Of course children aren’t forbidden to examine all these sides. They’re welcome to examine all kinds of things. But when it comes to what we’re teaching them, that’s different, and it should matter that the things we’re teaching them aren’t wrong. Like the things in this museum.

Widdy is also a bit confused about medicine. She mentions that Terry Sanderson, from the National Secular Society, isn’t a fan of faith healing groups, which claim to be able to make people better when they’re ill but actually can’t prove it at all. Widdy doesn’t seem to agree, but what she says is:

My mother lived comfortably and had available to her all the medical care the NHs could provide and her private insurance could buy and she still experienced miraculous healing.

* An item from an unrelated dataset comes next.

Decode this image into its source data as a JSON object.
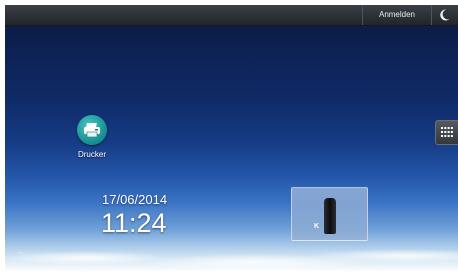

Gosh. Fancy that. When she got ill, she was helped by lots of modern medical science, and people who worked very hard to help make her better – and “miraculously” she did! Just as well she didn’t try going to a faith healer, or she probably wouldn’t have done nearly as well.

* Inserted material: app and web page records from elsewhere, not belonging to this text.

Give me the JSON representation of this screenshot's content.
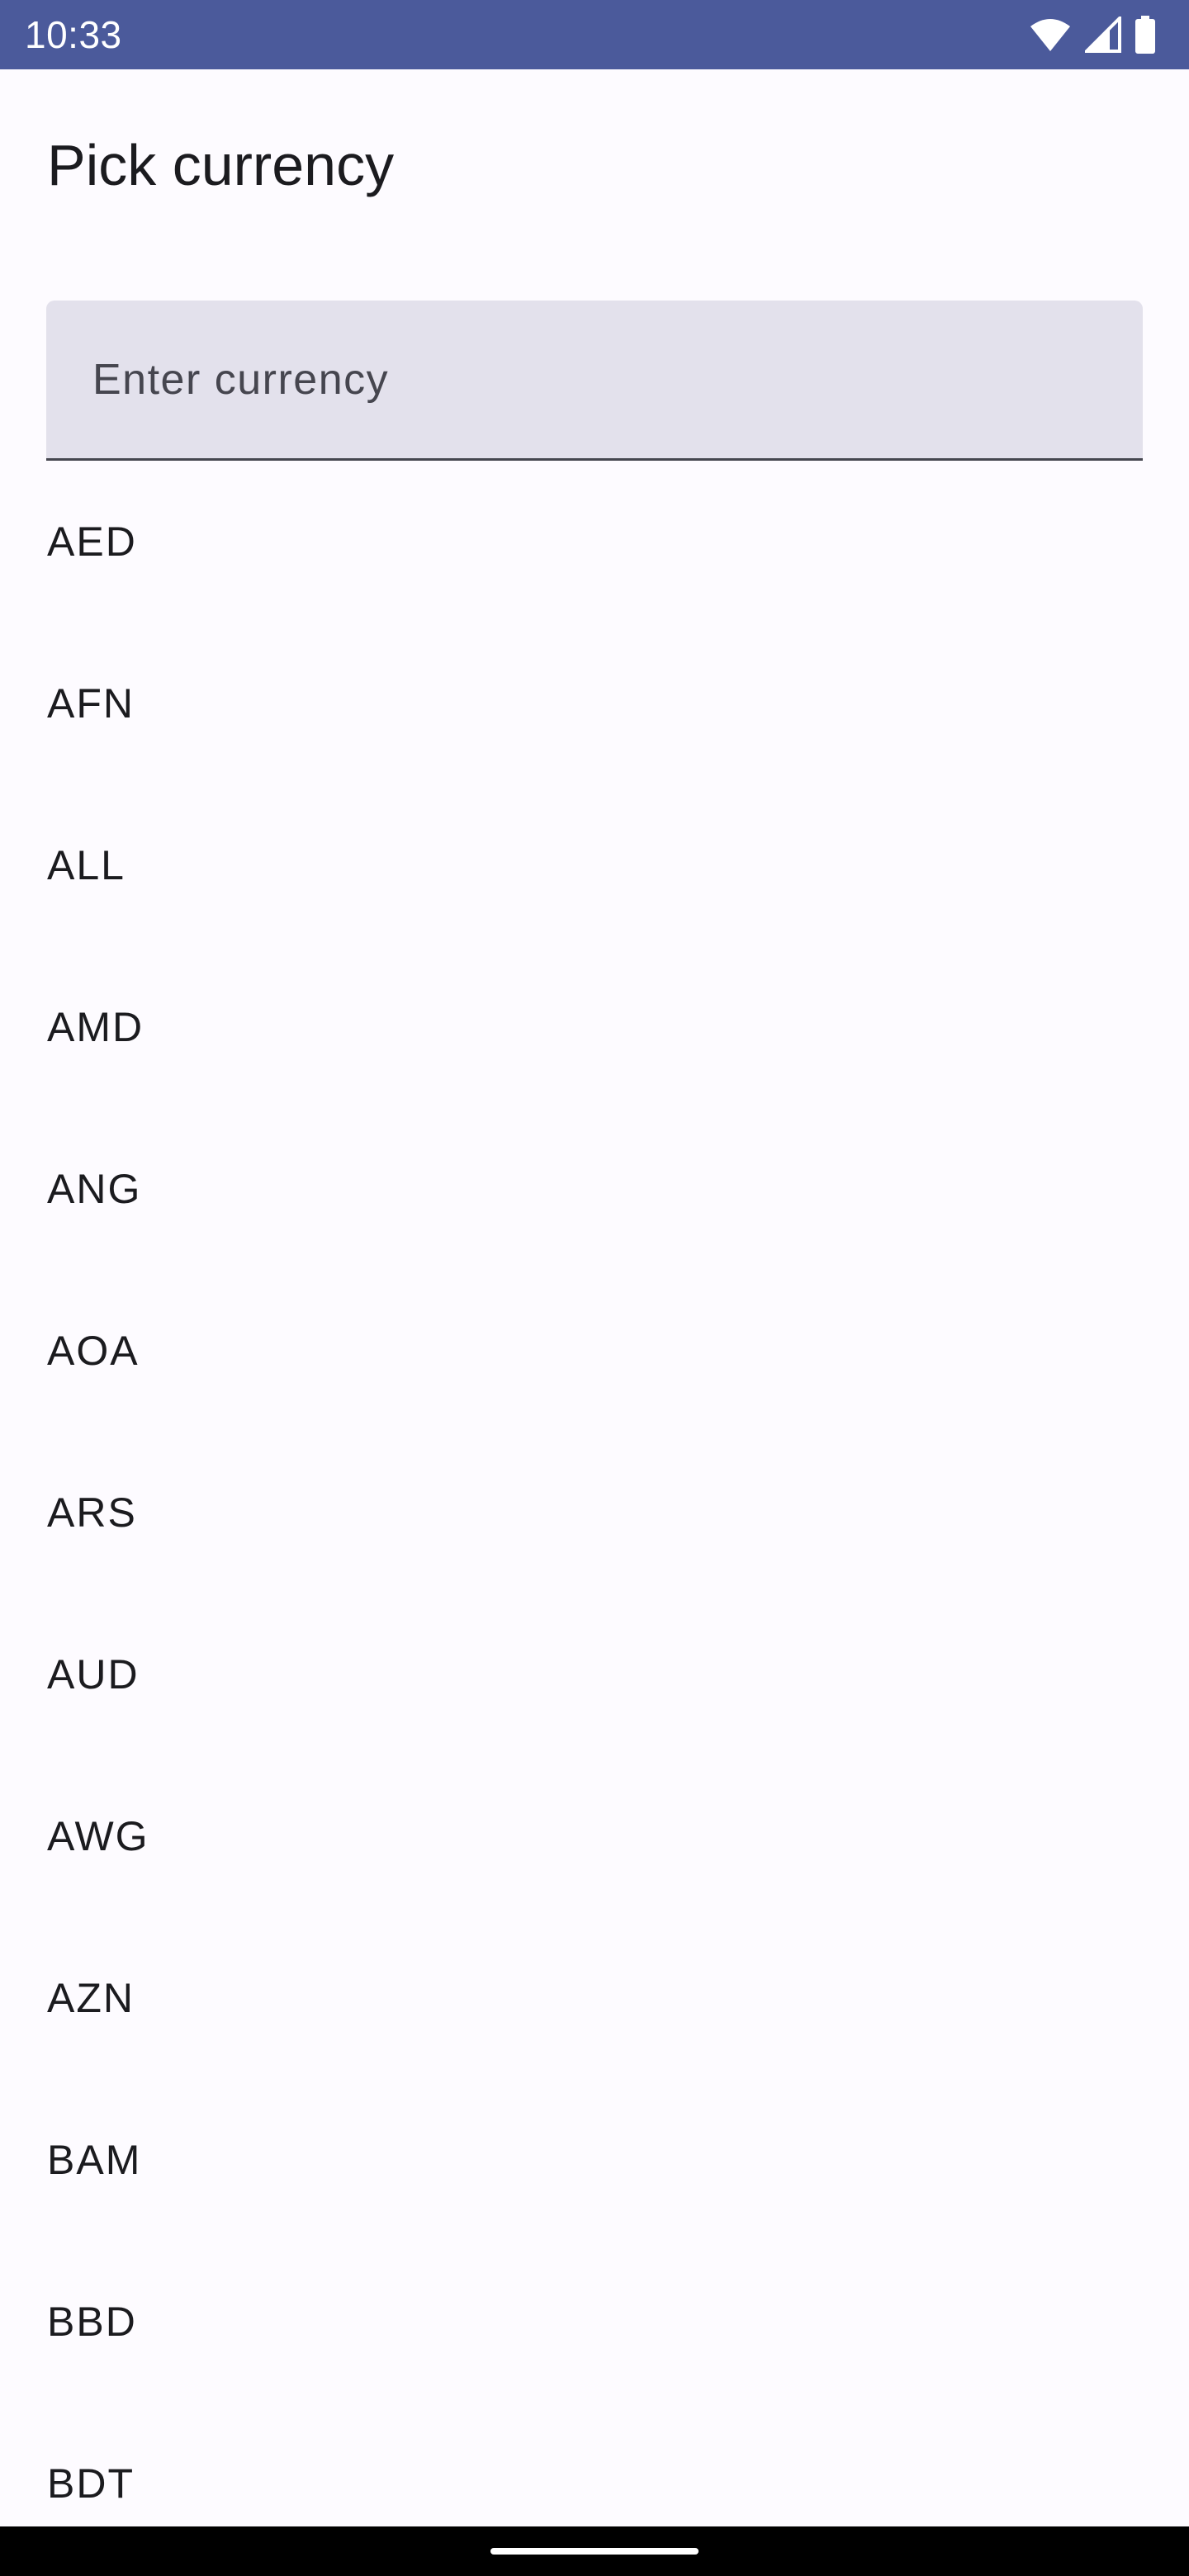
{
  "status_bar": {
    "time": "10:33",
    "icons": [
      "wifi-icon",
      "cellular-signal-icon",
      "battery-icon"
    ],
    "background": "#4b5a9b"
  },
  "header": {
    "title": "Pick currency"
  },
  "search": {
    "value": "",
    "placeholder": "Enter currency"
  },
  "currencies": [
    "AED",
    "AFN",
    "ALL",
    "AMD",
    "ANG",
    "AOA",
    "ARS",
    "AUD",
    "AWG",
    "AZN",
    "BAM",
    "BBD",
    "BDT"
  ],
  "colors": {
    "background": "#fdfbff",
    "field_fill": "#e3e1ec",
    "text": "#1b1b1f"
  }
}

Poor, silly Widdy.

(No, demeaning her with a rather twee-sounding nickname isn’t an argument in itself, and yes it is disparaging and completely unnecessary, but she’s helped cultivate it herself, and she is very silly.)

Hat-tip to the New Humanist.

Read Full Post »

Just a quick link today, shared earlier by my brother: Intelligent Design Is Still A Lie. GLaDOS meets Ben Stein and some dodgy auto-tuning. Watch. Chuckle. Go to bed. (That’s my schedule, anyway. You may adapt it as you see fit.)

Read Full Post »

Penn Jillette kicks ass. I kinda don’t even care how much I disagree with him on some stuff, which is actually less than you’d think when you really get down to it.

– If you’re in the UK, the British Humanist Association want you to email your MP to try to ensure that good science gets taught in schools. It looks like “faith schools” might be given even more of a chance to teach kids whatever reality-ignoring crap they like, which is worrying, and letting your MP know where you stand could make a difference. You can do this through the BHA’s site on that link, and don’t forget places like WriteToThem and TheyWorkForYou.

– Orac continues to knock it out of the park on the subject of liars who claim they can cure cancer.

– And finally. If anyone ever tries to claim that atheists are immoral, or that “you can’t be good without God,” or that regular church-going folk are any better than the rest of us, or that there is any positive causal correlation between being religious and being a decent human being… remind them that a guy was killed by his wife and children because he changed the channel from a gospel show.

That’s it. That calls bullshit forever on any religious claims to the moral high ground. Anyone of any religion can be just as fucked up as anyone else. This is the kind of thing that some believers insist atheists should be doing, because we have no moral basis without God. Well, believers are out there killing their families and raping children too, so pardon me for not feeling too ethically insecure by comparison.

Read Full Post »

Older Posts »

%d bloggers like this: